I see Bailey’s face most places now because I signed up for the You Museum — the “world’s first and only personalized museum that’s with you wherever you go.” After filling out a questionnaire that gleaned my personality and preferences — “reserved & measured,” “geometric & pointy,” “small & discreet” — the You Museum began filling up my ad space with personalized “exhibitions” of Bailey carrying various decorative art objects. They reach me (regrettably) across 98% of the internet, and if I like what I see, owning it is only a quick credit card transaction away.
Here, the curator is an algorithm and the artwork is a product, unlike older ad replacement services like Add-Art, which had no commercial aspirations. Audiences never have to view anything too far outside their comfort zone (at least theoretically speaking), and the artist in turn gets to become what most of us only ever dream of: Internet Famous. As Bailey, who refers to himself as a “Famous New Media Artist,” explained in one of his YouTube videos, “For me, the internet has always been this place where I went to get famous … that was all about my face and about getting my face in front of as many eyeballs as possible … my face really was, or is, the artwork typically, because it’s so bold, so powerful, so inspirational.”

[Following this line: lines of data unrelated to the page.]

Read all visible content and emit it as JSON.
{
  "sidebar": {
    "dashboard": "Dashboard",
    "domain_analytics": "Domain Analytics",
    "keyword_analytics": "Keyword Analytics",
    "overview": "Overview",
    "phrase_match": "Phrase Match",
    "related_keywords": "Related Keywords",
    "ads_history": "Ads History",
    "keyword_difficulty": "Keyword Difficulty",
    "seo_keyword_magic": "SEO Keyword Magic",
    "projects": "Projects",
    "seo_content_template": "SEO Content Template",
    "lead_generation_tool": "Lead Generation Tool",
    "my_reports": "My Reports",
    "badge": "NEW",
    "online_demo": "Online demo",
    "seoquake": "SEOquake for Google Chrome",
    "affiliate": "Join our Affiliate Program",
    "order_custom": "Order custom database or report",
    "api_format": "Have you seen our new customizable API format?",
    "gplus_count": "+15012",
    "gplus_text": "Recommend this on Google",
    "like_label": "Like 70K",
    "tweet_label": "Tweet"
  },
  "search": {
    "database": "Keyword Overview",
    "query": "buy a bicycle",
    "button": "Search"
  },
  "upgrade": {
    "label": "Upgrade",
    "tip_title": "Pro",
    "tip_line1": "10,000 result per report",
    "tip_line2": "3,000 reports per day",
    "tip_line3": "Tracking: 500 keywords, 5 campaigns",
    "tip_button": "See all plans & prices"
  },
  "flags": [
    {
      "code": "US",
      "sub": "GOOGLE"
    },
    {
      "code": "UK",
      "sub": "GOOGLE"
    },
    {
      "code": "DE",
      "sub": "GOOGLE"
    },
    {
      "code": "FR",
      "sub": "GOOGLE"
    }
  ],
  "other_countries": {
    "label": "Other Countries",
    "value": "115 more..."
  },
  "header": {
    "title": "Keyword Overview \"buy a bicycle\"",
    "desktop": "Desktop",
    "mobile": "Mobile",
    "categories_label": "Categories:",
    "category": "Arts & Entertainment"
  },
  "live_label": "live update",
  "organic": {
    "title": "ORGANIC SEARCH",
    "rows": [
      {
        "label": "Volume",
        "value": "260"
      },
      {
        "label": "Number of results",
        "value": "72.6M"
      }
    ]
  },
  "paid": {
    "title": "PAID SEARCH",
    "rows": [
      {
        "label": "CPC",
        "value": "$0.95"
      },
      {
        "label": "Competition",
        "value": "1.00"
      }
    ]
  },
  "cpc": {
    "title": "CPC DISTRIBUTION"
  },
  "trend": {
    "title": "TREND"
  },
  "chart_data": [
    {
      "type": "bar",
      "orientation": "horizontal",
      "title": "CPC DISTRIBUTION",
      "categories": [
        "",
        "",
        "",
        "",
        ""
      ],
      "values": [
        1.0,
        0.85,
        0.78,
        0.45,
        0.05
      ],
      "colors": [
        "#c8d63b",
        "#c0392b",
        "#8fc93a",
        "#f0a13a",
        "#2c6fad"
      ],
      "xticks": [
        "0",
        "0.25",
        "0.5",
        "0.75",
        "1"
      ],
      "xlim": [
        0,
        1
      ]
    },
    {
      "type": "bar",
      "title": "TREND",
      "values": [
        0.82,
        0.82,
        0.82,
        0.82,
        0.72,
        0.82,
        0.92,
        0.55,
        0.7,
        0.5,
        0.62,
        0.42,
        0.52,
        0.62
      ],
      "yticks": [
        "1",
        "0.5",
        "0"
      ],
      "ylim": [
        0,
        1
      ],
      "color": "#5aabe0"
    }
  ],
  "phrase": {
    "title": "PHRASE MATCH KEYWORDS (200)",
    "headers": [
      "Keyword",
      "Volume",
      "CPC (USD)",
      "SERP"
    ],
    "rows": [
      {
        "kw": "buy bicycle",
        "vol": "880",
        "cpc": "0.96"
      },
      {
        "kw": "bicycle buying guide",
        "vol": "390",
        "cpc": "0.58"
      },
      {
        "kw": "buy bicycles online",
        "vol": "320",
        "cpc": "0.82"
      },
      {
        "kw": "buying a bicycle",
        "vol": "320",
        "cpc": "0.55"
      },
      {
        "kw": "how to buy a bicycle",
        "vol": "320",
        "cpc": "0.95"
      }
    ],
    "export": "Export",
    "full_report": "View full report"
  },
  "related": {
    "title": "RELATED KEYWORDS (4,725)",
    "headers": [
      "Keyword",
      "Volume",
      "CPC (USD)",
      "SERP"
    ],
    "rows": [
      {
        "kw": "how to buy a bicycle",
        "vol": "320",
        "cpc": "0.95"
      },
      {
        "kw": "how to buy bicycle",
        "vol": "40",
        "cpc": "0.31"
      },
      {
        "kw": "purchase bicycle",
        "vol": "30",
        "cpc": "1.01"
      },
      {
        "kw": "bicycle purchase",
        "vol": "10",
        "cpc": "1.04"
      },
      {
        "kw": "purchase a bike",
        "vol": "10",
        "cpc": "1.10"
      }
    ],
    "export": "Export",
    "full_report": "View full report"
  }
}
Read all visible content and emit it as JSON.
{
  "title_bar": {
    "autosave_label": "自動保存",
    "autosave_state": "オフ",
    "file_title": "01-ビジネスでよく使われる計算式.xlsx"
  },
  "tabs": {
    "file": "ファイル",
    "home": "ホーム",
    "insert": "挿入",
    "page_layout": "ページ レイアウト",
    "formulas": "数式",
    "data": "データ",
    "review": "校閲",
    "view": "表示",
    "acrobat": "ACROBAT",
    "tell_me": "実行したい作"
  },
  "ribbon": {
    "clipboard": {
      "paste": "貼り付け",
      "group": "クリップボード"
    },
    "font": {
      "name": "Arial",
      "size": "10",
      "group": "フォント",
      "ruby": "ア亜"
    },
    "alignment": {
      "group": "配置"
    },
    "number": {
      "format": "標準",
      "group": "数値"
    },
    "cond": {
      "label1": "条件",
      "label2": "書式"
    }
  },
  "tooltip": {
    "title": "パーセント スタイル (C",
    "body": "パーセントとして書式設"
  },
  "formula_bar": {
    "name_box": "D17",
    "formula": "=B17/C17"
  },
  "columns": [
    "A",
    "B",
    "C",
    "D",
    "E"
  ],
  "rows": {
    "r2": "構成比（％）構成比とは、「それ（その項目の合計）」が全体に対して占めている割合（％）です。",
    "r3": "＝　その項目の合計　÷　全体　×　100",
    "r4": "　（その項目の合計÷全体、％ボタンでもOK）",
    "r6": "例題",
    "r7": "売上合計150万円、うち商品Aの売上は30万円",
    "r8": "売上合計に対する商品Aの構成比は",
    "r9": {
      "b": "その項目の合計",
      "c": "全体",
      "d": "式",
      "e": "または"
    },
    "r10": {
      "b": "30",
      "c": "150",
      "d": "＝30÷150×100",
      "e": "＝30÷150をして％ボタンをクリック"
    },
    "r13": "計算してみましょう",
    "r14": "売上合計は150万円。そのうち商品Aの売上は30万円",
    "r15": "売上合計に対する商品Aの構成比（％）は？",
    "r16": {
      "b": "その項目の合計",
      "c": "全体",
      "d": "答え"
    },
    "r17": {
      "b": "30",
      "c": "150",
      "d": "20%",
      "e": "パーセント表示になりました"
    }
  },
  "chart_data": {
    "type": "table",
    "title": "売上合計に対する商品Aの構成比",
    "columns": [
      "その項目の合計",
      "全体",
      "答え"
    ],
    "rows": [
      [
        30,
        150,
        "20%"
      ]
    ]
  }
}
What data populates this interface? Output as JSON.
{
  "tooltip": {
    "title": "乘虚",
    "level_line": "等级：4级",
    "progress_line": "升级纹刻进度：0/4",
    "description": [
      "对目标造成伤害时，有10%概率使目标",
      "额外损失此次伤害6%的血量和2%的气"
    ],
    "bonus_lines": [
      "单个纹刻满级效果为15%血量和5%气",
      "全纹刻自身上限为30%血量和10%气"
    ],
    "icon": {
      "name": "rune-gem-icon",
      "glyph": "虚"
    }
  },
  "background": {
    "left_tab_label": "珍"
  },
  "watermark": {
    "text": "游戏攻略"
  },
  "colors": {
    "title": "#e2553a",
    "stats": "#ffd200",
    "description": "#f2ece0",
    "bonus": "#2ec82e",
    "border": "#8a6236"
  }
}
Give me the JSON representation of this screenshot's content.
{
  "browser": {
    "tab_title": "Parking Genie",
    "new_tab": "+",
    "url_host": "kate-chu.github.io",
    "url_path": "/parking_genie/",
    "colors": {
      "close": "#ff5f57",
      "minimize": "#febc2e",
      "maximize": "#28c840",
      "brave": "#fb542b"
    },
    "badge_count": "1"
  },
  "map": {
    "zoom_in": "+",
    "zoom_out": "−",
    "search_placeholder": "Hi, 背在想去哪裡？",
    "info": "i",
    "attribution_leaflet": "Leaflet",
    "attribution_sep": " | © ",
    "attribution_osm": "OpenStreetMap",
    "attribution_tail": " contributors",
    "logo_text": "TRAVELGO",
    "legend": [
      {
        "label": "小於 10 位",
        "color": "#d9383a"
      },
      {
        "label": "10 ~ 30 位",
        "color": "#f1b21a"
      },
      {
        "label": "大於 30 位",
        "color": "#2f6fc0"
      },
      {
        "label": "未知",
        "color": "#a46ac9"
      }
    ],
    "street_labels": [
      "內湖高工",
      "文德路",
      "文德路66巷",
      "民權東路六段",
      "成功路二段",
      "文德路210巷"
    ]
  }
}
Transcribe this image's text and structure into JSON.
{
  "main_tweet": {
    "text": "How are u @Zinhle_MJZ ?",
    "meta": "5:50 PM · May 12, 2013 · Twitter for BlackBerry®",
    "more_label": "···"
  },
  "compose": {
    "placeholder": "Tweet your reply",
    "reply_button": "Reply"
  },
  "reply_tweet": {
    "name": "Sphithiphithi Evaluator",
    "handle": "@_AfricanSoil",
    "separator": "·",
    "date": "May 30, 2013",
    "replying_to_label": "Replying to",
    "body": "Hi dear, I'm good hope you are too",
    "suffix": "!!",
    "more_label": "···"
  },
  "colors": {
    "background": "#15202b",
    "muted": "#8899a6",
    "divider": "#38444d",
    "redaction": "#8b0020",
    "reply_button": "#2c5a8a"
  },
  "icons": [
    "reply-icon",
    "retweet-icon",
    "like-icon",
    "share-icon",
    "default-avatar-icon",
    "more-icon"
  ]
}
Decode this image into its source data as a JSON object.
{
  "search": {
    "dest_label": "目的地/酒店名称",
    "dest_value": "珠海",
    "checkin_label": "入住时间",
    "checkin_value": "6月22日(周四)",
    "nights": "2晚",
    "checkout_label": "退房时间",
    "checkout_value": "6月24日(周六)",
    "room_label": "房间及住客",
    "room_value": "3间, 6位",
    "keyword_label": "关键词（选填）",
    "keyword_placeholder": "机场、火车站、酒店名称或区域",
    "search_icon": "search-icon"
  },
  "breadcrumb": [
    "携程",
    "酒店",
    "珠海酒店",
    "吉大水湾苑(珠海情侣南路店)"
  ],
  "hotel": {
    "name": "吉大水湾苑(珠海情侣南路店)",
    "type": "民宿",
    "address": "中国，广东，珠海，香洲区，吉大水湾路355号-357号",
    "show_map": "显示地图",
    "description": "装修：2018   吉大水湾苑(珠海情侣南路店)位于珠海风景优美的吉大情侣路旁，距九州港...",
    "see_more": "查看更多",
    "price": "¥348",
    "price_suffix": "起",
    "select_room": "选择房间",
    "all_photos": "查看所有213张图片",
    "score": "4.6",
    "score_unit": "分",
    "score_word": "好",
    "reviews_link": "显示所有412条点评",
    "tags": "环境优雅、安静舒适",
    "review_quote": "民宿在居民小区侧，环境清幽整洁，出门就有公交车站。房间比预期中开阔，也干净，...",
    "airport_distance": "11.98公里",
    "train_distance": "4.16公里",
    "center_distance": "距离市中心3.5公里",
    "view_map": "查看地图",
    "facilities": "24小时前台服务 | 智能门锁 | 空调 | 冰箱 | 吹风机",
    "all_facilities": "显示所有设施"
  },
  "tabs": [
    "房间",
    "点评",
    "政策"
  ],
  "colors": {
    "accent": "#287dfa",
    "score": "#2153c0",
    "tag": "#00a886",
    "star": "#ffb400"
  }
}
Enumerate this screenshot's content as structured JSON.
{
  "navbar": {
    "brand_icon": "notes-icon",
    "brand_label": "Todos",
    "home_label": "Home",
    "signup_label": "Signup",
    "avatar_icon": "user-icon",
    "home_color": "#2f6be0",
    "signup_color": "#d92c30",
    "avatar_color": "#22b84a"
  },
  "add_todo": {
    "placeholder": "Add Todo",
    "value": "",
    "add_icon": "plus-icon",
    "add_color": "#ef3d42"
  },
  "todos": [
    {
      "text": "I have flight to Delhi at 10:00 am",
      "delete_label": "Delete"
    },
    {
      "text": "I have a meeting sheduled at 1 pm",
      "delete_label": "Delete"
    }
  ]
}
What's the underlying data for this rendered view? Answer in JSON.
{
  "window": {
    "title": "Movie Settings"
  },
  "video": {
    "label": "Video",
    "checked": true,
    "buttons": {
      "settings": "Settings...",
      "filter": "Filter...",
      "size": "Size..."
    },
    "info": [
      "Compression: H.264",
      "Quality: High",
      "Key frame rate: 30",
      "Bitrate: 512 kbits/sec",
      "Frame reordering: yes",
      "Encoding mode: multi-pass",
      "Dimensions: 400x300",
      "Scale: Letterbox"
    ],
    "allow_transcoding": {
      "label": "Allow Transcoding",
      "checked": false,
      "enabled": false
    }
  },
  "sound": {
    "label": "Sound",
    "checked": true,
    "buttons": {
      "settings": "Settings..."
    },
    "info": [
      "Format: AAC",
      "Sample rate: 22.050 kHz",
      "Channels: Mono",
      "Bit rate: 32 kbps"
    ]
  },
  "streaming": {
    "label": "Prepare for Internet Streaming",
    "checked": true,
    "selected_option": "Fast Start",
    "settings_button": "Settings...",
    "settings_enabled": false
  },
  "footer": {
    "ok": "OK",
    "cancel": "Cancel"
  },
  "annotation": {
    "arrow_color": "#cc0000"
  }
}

Bailey’s satirical You Museum — whose branding recalls that of online gallery Artsy —reflects on a strange madness that has overtaken the art world in the internet age. Today, we can buy paintings on Amazon or eBay without ever seeing them in real life. With the right move and lots of luck, we can become as famous as Andy Warhol literally overnight. And the artwork doesn’t even have to be good. Some of the garish sculptures Bailey holds up seem to defy the laws of gravity; they look like they’d topple over in real life.
But the project, Bailey claims, also has political undertones. He conceived it while on a Moving Museum residency in Istanbul, where in 2013 protests at Gezi Park and their social media support provoked the government’s digital surveillance of its citizens. Just like the Turkish government or the NSA, Bailey infiltrates the internet through retargeting technology; the You Museum will eventually send users curated exhibition emails based on their Google history. It’s definitely a discomfiting thought. Still, it’s questionable how deeply these events really influenced the project. Every artist seems to have a political cause nowadays, and it seems probable that Bailey’s just lampooning that, too.